At some point, around 20 miles in, the guy at the front missed pointing out a hole in the asphalt. It was hard to see, as the road had simply sunk in a 6″ round hole so there was barely a shadow. I missed it but several behind me didn’t. Lynn didn’t. He was taking a swig one handed when he hit it. He lost control and endo’d down a 10-15′ deep ditch. It was something out of a TdF crash video.
Amazingly, he was okay. A little scratched up and his bike was going to need new bar tape and his shifter lever straightened, but he was back and riding after we formed a human chain to pull him out of the ditch. Seriously.
We sorted him out and once we were certain he was okay, we rolled on.

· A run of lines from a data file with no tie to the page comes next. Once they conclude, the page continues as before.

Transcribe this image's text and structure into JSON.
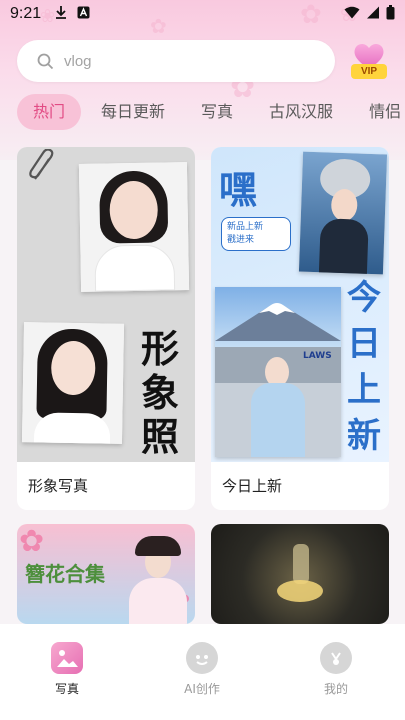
{
  "status_bar": {
    "time": "9:21"
  },
  "search": {
    "placeholder": "vlog"
  },
  "vip_badge": {
    "label": "VIP"
  },
  "tabs": [
    {
      "label": "热门",
      "active": true
    },
    {
      "label": "每日更新",
      "active": false
    },
    {
      "label": "写真",
      "active": false
    },
    {
      "label": "古风汉服",
      "active": false
    },
    {
      "label": "情侣",
      "active": false
    }
  ],
  "cards": [
    {
      "title": "形象写真",
      "art_text": [
        "形",
        "象",
        "照"
      ]
    },
    {
      "title": "今日上新",
      "art_text": {
        "hey": "嘿",
        "bubble": "新品上新\n戳进来",
        "vertical": [
          "今",
          "日",
          "上",
          "新"
        ],
        "sign": "LAWS"
      }
    },
    {
      "title": "",
      "art_text": "簪花合集"
    },
    {
      "title": ""
    }
  ],
  "nav": {
    "items": [
      {
        "label": "写真",
        "active": true
      },
      {
        "label": "AI创作",
        "active": false
      },
      {
        "label": "我的",
        "active": false
      }
    ]
  },
  "colors": {
    "accent": "#e24b84",
    "tab_active_bg": "#f8c2d7",
    "vip": "#ffd43b"
  }
}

From that point, there were a few issues that popped up. One of the guys was struggling to keep up so Winston and I dropped back to bring him back to the group. Chuck’s rear wheel decided to start rubbing his frame so he dropped out of the group to wait for a ride to pick him up (he ended up letting a little air pressure out of the tire and that gave him enough clearance to finish but he was out there for 45 miles on his own – talk about gutting it out…), and Lynn’s adrenaline from the accident finally wore off and he slowed down and dropped off the back.
In the end, we all finished and my buddy Mike took the sprint at 99.5 miles. I took the final pull, starting at 95 miles, and kept it between 21 and 22 mph until we hit 98-1/2. The idea at that point was to ramp it up to see if I could drop everyone else and cruise over the line alone. I was so close too. I dropped everybody but Mike and Brad – they managed to stay on like dug-in ticks… I came over a little rise at 25 and accelerated to 28 heading back down what could barely be called a hill. Brad ran out of gas but Mike got me by a half a bike length. Unfortunately my strategy was a little lacking. I didn’t have anything left – no more gears left in me to answer him.
In the last ten miles I’d pulled all but three of them.
There once was a time, not too long ago actually, when an 18.9 mph 100 miles would have been a bummer. I was always shooting for that 20 mph average. Those days are long gone. Nowadays it’s more about spending time with my friends and building memories to laugh about as I get older. If I feel I need to work a little harder, all I have to do is stay up front.
Lynn and Chuck left a lot more on the road yesterday than I did (I still feel a little selfish for not waiting for Chuck and letting the rest of the group go). It was still a heck of a lot of fun and I left enough out there for government work.